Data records
=== Section Start ===

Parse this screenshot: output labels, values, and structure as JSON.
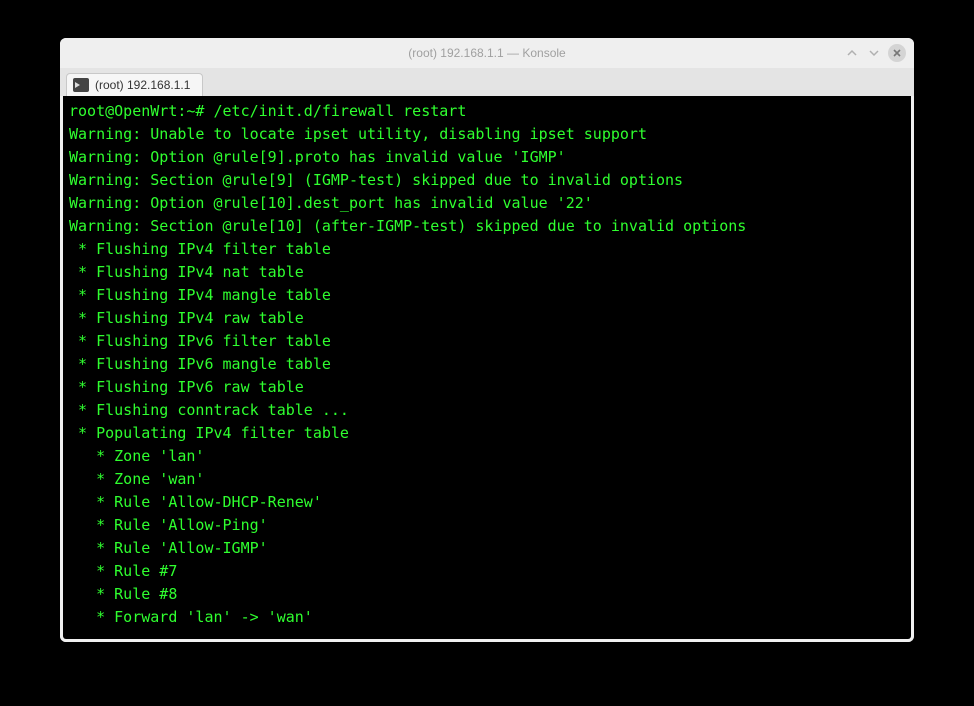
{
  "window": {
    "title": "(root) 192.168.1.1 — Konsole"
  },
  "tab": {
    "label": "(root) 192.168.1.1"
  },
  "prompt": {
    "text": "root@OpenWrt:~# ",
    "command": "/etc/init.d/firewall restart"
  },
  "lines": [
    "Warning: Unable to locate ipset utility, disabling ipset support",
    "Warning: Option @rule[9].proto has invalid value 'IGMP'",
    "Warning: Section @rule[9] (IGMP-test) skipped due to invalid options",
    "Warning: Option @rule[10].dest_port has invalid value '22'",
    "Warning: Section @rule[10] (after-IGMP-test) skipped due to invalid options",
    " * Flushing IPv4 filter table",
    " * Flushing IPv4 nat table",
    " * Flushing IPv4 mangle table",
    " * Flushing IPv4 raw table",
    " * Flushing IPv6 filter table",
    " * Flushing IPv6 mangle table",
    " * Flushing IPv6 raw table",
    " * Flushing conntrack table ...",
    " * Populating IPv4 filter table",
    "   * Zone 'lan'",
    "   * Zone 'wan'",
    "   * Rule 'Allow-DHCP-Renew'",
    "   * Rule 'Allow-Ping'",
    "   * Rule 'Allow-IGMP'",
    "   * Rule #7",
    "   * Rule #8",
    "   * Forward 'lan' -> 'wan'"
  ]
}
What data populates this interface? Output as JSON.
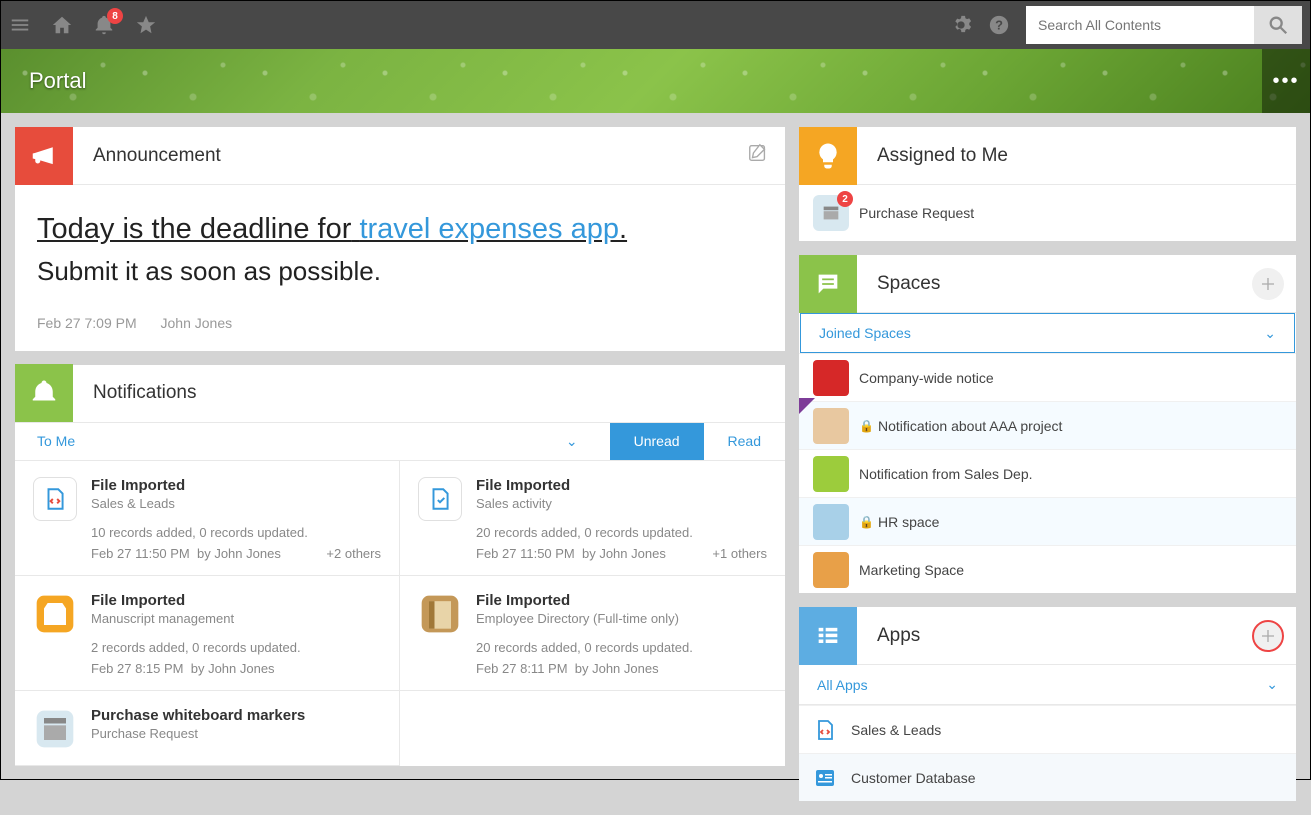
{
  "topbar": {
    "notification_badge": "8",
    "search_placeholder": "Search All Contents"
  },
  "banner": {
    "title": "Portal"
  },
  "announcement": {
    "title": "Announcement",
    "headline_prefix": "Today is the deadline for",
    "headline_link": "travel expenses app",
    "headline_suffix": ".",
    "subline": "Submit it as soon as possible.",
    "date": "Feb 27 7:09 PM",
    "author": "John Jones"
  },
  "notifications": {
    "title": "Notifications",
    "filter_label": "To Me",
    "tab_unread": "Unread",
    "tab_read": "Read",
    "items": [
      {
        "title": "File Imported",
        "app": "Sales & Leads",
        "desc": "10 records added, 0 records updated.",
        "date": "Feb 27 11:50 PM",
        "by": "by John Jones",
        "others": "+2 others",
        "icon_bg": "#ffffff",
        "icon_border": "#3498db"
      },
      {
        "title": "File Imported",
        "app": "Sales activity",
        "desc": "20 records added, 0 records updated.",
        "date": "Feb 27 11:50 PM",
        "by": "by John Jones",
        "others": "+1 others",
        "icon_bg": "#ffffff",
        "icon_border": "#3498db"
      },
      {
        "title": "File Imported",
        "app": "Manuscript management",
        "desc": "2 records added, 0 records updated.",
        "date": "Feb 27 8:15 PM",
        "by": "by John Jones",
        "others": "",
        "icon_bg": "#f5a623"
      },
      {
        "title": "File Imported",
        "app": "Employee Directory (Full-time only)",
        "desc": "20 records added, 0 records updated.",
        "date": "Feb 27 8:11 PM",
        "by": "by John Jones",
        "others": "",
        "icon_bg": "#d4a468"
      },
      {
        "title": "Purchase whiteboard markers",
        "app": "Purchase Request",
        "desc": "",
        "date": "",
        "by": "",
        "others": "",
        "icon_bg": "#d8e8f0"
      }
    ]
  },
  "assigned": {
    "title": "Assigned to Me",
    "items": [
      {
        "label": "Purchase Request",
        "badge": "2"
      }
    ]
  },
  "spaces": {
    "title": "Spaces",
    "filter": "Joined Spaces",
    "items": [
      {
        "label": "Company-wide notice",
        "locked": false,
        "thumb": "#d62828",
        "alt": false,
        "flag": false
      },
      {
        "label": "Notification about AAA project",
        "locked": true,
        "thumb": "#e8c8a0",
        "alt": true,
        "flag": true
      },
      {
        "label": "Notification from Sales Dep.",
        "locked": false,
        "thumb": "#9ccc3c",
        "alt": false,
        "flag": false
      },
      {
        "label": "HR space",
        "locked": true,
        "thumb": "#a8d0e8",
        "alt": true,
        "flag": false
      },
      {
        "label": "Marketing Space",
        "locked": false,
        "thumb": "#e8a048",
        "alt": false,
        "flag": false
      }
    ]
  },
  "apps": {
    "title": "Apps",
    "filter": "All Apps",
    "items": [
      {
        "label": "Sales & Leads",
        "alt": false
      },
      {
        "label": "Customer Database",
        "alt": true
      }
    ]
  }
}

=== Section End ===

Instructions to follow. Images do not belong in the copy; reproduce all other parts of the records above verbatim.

Your solution.
Parse this screenshot: output labels, values, and structure as JSON.
{
  "window": {
    "title": "(root) 192.168.1.1 — Konsole"
  },
  "tab": {
    "label": "(root) 192.168.1.1"
  },
  "prompt": {
    "text": "root@OpenWrt:~# ",
    "command": "/etc/init.d/firewall restart"
  },
  "lines": [
    "Warning: Unable to locate ipset utility, disabling ipset support",
    "Warning: Option @rule[9].proto has invalid value 'IGMP'",
    "Warning: Section @rule[9] (IGMP-test) skipped due to invalid options",
    "Warning: Option @rule[10].dest_port has invalid value '22'",
    "Warning: Section @rule[10] (after-IGMP-test) skipped due to invalid options",
    " * Flushing IPv4 filter table",
    " * Flushing IPv4 nat table",
    " * Flushing IPv4 mangle table",
    " * Flushing IPv4 raw table",
    " * Flushing IPv6 filter table",
    " * Flushing IPv6 mangle table",
    " * Flushing IPv6 raw table",
    " * Flushing conntrack table ...",
    " * Populating IPv4 filter table",
    "   * Zone 'lan'",
    "   * Zone 'wan'",
    "   * Rule 'Allow-DHCP-Renew'",
    "   * Rule 'Allow-Ping'",
    "   * Rule 'Allow-IGMP'",
    "   * Rule #7",
    "   * Rule #8",
    "   * Forward 'lan' -> 'wan'"
  ]
}
What data populates this interface? Output as JSON.
{
  "topbar": {
    "notification_badge": "8",
    "search_placeholder": "Search All Contents"
  },
  "banner": {
    "title": "Portal"
  },
  "announcement": {
    "title": "Announcement",
    "headline_prefix": "Today is the deadline for",
    "headline_link": "travel expenses app",
    "headline_suffix": ".",
    "subline": "Submit it as soon as possible.",
    "date": "Feb 27 7:09 PM",
    "author": "John Jones"
  },
  "notifications": {
    "title": "Notifications",
    "filter_label": "To Me",
    "tab_unread": "Unread",
    "tab_read": "Read",
    "items": [
      {
        "title": "File Imported",
        "app": "Sales & Leads",
        "desc": "10 records added, 0 records updated.",
        "date": "Feb 27 11:50 PM",
        "by": "by John Jones",
        "others": "+2 others",
        "icon_bg": "#ffffff",
        "icon_border": "#3498db"
      },
      {
        "title": "File Imported",
        "app": "Sales activity",
        "desc": "20 records added, 0 records updated.",
        "date": "Feb 27 11:50 PM",
        "by": "by John Jones",
        "others": "+1 others",
        "icon_bg": "#ffffff",
        "icon_border": "#3498db"
      },
      {
        "title": "File Imported",
        "app": "Manuscript management",
        "desc": "2 records added, 0 records updated.",
        "date": "Feb 27 8:15 PM",
        "by": "by John Jones",
        "others": "",
        "icon_bg": "#f5a623"
      },
      {
        "title": "File Imported",
        "app": "Employee Directory (Full-time only)",
        "desc": "20 records added, 0 records updated.",
        "date": "Feb 27 8:11 PM",
        "by": "by John Jones",
        "others": "",
        "icon_bg": "#d4a468"
      },
      {
        "title": "Purchase whiteboard markers",
        "app": "Purchase Request",
        "desc": "",
        "date": "",
        "by": "",
        "others": "",
        "icon_bg": "#d8e8f0"
      }
    ]
  },
  "assigned": {
    "title": "Assigned to Me",
    "items": [
      {
        "label": "Purchase Request",
        "badge": "2"
      }
    ]
  },
  "spaces": {
    "title": "Spaces",
    "filter": "Joined Spaces",
    "items": [
      {
        "label": "Company-wide notice",
        "locked": false,
        "thumb": "#d62828",
        "alt": false,
        "flag": false
      },
      {
        "label": "Notification about AAA project",
        "locked": true,
        "thumb": "#e8c8a0",
        "alt": true,
        "flag": true
      },
      {
        "label": "Notification from Sales Dep.",
        "locked": false,
        "thumb": "#9ccc3c",
        "alt": false,
        "flag": false
      },
      {
        "label": "HR space",
        "locked": true,
        "thumb": "#a8d0e8",
        "alt": true,
        "flag": false
      },
      {
        "label": "Marketing Space",
        "locked": false,
        "thumb": "#e8a048",
        "alt": false,
        "flag": false
      }
    ]
  },
  "apps": {
    "title": "Apps",
    "filter": "All Apps",
    "items": [
      {
        "label": "Sales & Leads",
        "alt": false
      },
      {
        "label": "Customer Database",
        "alt": true
      }
    ]
  }
}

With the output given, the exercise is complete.